Certainly, as Clinton has said, hope does not "pay your mortgage."  But what does it do, and how has Obama tapped into such a large reserve of it, among an American electorate 63% disapproving of the Republican president, 66% disapproving of the Democrat-controlled Congress, and 70% disapproving of the direction in which the country is headed? 

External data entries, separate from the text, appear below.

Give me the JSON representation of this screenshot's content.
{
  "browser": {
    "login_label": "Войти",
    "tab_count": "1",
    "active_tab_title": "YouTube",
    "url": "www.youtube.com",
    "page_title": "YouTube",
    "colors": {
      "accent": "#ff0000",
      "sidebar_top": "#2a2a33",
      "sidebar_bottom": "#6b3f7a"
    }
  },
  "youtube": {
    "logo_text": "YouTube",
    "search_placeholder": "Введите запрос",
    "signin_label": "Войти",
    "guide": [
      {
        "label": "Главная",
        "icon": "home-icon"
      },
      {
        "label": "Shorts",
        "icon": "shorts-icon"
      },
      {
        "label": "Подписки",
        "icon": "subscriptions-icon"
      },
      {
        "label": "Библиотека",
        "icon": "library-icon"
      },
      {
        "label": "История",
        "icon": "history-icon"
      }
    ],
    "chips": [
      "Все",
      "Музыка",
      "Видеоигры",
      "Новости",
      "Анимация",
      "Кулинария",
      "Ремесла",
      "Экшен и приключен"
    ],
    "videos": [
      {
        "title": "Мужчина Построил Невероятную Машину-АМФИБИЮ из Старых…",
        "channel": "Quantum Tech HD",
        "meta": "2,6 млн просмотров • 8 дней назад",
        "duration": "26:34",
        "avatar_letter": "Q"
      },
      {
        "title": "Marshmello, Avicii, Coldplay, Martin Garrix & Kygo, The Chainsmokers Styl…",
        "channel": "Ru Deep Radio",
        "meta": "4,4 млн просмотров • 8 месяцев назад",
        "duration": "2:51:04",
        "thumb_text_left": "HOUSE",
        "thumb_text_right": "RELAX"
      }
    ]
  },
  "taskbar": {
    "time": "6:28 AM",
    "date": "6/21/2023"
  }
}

A friend of mine who teaches at a prominent divinity school contends that the hope Obama invokes and inspires is couched in the duplicitous language of religion.  That hope, by its very nature, is focused on some perpetual tomorrow, and that Obama's rhetoric is the poltical equivalent of pie-in-the-sky-when-you-die, a method of engagement that encourages us not only to endure but to accept what we should rail against.  That the office of the presidency is by nature so constrained that for significant  progressive change to begin there is impossible.  His issues with Obama have little do with policy or experience, but with the belief that 'hope' is fundamentally disempowering.
We've been arguing about this for weeks.  Perhaps hope is problematic, I say.  Perhaps it is a placebo and a panacea, historically used to the manipulate the masses into docility.  But what, then, is the absence of hope?  What does it mean to accept the impossibility of substantive transformation – not just to accept it, but to ensure it by electing a leader too cynical, too 'experienced,' to believe that paradigms can shift – that, for instance, talking to our enemies makes more sense than ignoring them?  Wouldn't that mean that we had forfeited before the game even began?

Adam Mansbach is the author of Angry Black White Boy (Crown) a San Francisco Chronicle Best Book of 2005, and The End of the Jews, forthcoming from Spiegel & Grau/Doubleday in March.


Adam Mansbach  books  events  bio  music  interviews  other writing